→ Data under study
******************************

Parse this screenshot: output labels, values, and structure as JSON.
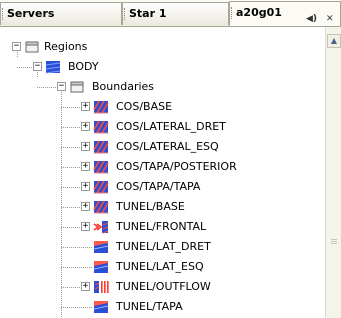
{
  "tabs": [
    {
      "label": "Servers"
    },
    {
      "label": "Star 1"
    },
    {
      "label": "a20g01"
    }
  ],
  "tab_controls": {
    "sound": "◀)",
    "close": "✕"
  },
  "tree": {
    "root": {
      "label": "Regions",
      "expander": "−"
    },
    "body": {
      "label": "BODY",
      "expander": "−"
    },
    "boundaries": {
      "label": "Boundaries",
      "expander": "−"
    },
    "items": [
      {
        "label": "COS/BASE",
        "expander": "+",
        "icon": "surface-wall-icon"
      },
      {
        "label": "COS/LATERAL_DRET",
        "expander": "+",
        "icon": "surface-wall-icon"
      },
      {
        "label": "COS/LATERAL_ESQ",
        "expander": "+",
        "icon": "surface-wall-icon"
      },
      {
        "label": "COS/TAPA/POSTERIOR",
        "expander": "+",
        "icon": "surface-wall-icon"
      },
      {
        "label": "COS/TAPA/TAPA",
        "expander": "+",
        "icon": "surface-wall-icon"
      },
      {
        "label": "TUNEL/BASE",
        "expander": "+",
        "icon": "surface-wall-icon"
      },
      {
        "label": "TUNEL/FRONTAL",
        "expander": "+",
        "icon": "inlet-arrow-icon"
      },
      {
        "label": "TUNEL/LAT_DRET",
        "expander": "",
        "icon": "symmetry-plane-icon"
      },
      {
        "label": "TUNEL/LAT_ESQ",
        "expander": "",
        "icon": "symmetry-plane-icon"
      },
      {
        "label": "TUNEL/OUTFLOW",
        "expander": "+",
        "icon": "outlet-bars-icon"
      },
      {
        "label": "TUNEL/TAPA",
        "expander": "",
        "icon": "symmetry-plane-icon"
      }
    ]
  },
  "scrollbar": {
    "up_arrow": "▲"
  }
}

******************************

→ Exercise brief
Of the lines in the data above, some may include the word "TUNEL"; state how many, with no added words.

→ Answer space
6